• [Supplied records]:
++++++++++++++++++++
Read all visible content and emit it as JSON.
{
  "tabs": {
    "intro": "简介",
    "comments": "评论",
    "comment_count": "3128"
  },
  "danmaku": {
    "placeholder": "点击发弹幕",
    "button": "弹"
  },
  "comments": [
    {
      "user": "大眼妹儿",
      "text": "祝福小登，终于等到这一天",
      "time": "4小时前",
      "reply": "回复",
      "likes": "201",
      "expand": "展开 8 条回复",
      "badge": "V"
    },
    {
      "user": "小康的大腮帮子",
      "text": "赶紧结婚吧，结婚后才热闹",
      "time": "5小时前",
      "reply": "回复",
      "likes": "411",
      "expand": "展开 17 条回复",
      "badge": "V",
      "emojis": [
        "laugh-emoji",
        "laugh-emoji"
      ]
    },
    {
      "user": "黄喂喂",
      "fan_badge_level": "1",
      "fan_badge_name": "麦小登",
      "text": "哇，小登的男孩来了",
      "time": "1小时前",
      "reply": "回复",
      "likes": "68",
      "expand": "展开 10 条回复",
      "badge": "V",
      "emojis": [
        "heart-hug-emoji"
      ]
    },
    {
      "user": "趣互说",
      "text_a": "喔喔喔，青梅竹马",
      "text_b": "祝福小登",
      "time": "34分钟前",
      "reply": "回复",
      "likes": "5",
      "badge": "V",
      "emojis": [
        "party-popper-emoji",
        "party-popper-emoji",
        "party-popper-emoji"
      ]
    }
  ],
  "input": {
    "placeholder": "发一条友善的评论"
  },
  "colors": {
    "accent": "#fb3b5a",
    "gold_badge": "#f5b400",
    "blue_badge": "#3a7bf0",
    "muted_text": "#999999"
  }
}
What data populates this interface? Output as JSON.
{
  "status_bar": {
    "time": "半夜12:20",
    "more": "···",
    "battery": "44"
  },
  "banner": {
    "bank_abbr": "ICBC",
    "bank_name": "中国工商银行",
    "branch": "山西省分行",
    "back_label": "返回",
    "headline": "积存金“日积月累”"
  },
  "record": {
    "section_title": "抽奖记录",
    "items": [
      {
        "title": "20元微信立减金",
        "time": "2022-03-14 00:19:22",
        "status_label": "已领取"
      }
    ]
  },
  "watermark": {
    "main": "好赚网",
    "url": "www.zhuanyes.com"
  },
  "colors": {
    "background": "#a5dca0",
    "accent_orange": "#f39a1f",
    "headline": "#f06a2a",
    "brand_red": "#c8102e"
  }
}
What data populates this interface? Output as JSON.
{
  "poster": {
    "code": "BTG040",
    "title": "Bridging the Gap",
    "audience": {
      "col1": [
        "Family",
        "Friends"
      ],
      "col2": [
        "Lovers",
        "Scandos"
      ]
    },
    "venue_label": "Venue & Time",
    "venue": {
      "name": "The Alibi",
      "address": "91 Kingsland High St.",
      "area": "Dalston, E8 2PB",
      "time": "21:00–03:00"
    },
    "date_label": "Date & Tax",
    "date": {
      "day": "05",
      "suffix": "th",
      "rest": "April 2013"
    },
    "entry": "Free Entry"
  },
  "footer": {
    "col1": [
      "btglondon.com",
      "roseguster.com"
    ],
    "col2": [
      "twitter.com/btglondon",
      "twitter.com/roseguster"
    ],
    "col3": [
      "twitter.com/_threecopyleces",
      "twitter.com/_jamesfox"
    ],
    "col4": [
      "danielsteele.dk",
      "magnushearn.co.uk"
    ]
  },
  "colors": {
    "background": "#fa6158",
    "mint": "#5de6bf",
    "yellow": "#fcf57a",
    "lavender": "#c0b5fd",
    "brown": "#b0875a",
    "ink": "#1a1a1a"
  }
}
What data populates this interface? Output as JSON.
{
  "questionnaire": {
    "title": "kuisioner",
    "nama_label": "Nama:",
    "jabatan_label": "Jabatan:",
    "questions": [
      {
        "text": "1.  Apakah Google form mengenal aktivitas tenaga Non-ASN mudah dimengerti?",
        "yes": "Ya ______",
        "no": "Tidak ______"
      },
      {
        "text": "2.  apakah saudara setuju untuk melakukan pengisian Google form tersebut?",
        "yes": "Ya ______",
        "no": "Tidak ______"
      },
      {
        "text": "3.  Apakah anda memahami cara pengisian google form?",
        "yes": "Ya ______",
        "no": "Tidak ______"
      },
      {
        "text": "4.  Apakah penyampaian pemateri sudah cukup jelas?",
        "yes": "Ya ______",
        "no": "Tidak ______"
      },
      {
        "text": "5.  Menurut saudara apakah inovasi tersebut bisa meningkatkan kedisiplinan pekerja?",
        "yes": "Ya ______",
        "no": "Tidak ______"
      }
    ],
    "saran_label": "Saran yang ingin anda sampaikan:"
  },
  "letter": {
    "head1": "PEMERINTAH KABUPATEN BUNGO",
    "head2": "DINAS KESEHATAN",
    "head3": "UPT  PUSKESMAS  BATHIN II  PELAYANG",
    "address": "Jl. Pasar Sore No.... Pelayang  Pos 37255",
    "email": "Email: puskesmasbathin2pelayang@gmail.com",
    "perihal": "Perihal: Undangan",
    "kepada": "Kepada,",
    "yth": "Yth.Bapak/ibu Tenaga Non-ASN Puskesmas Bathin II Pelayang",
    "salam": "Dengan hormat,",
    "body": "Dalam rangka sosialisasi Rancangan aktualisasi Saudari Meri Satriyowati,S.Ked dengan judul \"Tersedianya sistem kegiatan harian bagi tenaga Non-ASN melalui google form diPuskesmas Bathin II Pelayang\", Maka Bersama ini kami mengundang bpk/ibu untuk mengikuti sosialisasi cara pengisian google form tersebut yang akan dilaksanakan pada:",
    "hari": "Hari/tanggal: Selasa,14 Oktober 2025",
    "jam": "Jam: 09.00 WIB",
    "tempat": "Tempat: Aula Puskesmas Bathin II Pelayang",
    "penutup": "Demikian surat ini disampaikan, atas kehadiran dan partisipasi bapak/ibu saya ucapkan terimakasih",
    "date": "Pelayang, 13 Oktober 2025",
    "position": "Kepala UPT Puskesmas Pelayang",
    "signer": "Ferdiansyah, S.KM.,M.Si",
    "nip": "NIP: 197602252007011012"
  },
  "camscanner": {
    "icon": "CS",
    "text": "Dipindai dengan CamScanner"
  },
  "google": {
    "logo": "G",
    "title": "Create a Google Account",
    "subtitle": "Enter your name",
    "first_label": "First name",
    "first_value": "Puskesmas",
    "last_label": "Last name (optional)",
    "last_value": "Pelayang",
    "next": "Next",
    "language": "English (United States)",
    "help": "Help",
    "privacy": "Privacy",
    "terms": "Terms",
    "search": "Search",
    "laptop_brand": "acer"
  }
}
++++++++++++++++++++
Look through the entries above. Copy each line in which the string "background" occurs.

    "background": "#a5dca0",
    "background": "#fa6158",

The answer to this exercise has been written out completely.